Cynthia showed us INSAFB1 (each pie had a special code name), then brought the slice for tasting. Not so good, this first one, the crust was soggy, the fruit was indistinguishable. I didn't rate it highly, but tried to peek at the judging sheet of my tablemates to see if I was too high or too low. Even if we weren't going to be consensual, I wanted to be within shouting distance of the others. They covered their papers when I tried to look. This anti-bullying policy was more successful than Just Say No! But after the plates were cleared we discussed how disappointing the first pie was and I felt comfortably within the range of normal. (Please note: "normal range" is only in reference to the pie judging on that day, not to my life writ large.)
Then came our second pie: HHFB1. A tiny Very Berry Pie. I deliberated on Mouth Feel for a while. It was smooth, but maybe too smooth? A fruit pie should be comforting and soft in your mouth, but it should also have some body, not jelly-like.
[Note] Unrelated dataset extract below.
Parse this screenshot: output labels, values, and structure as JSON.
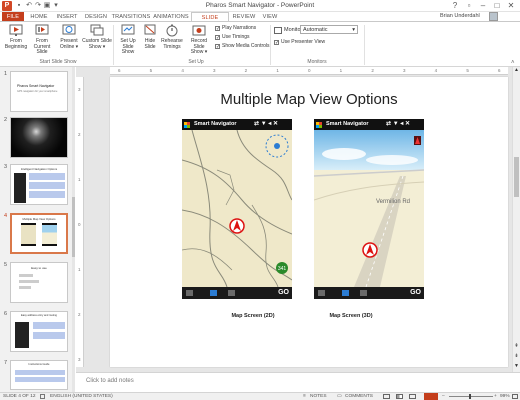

Two more berry pies. More internal debate about Mouth Feel, Crust and Aftertaste. Pies go by.
"How many more do we have, Cynthia?"
Oh, dear. I posted on Facebook that I was beginning to run out of steam, and we weren't even halfway through! My friend Debra wrote back that I needed to find my second stomach, the one reserved just for pie. I could feel the sugar rising in my body like mercury in a thermometer.
Humbleberry. Huckleberry. Marionberry. Raspberry.
And then Cynthia brought a cherry peach pie. Hang on, we're the berry table.
"Cherries are berries," Whitney said.
"No way," I replied, "berries grow on bushes, cherries come from trees."
Whitney is right, others said (retribution for cheering the fleeing Pamela?)
We all whipped out our smart phones. Berries are small edible fruits that do not have a stone or a pit.
"Cherries are clearly not berries," I chirped while conveniently failing to mention that I was clearly wrong about the tree/bush distinction.
And then we had a berry cream pie. This "pie" was three quarters cream cheese. What in the world was going on?
"This isn't a pie," I said, it's a cheesecake!"
"No, it's a pie," Axel said, "because it has a crust."
"Like a mincemeat pie is a pie because of the crust," Pam chimed in.
"Then what's a cream pie with a graham cracker crust?" I asked. I slammed my palm down on the table for emphasis -- and to get off the berries from the last pie.
"Tradition," they said. I harrumphed at the unconvincing answer and gave up trying to make myself unsticky.
We were getting a bit cranky and still had five more pies to go. We decided to break for lunch, and also to give poor, diabetic Cynthia a break from running around the room.
After lunch I limped across the finish, fork still in hand, sugar thermometer up to my hairline. But we weren't immediately released from our judging duties. The tallying committee had to make sure there were no tie scores. The cream pie table had two ties, which meant re-tasting four pies. The judges looked green at the prospect of consuming even one more bite of cream pie.
The winning pies from the myriad categories judged during the day were announced later that evening. For me, though, which pie won was far less important than the fact that the American Pie Council and the Championships exists (of course, I may have felt differently if I were a baker.) It was thrilling to be with people who are as passionate about pies as I am. It must be like the first time a lone Trekkie goes to a convention and finds dozens of other people dressed like Spock. There are other peas in my pie pod -- and they're alive and well, and baking and tasting hundreds of pies every year in Orlando, Florida.
5 Hours....18 pies...Last bite...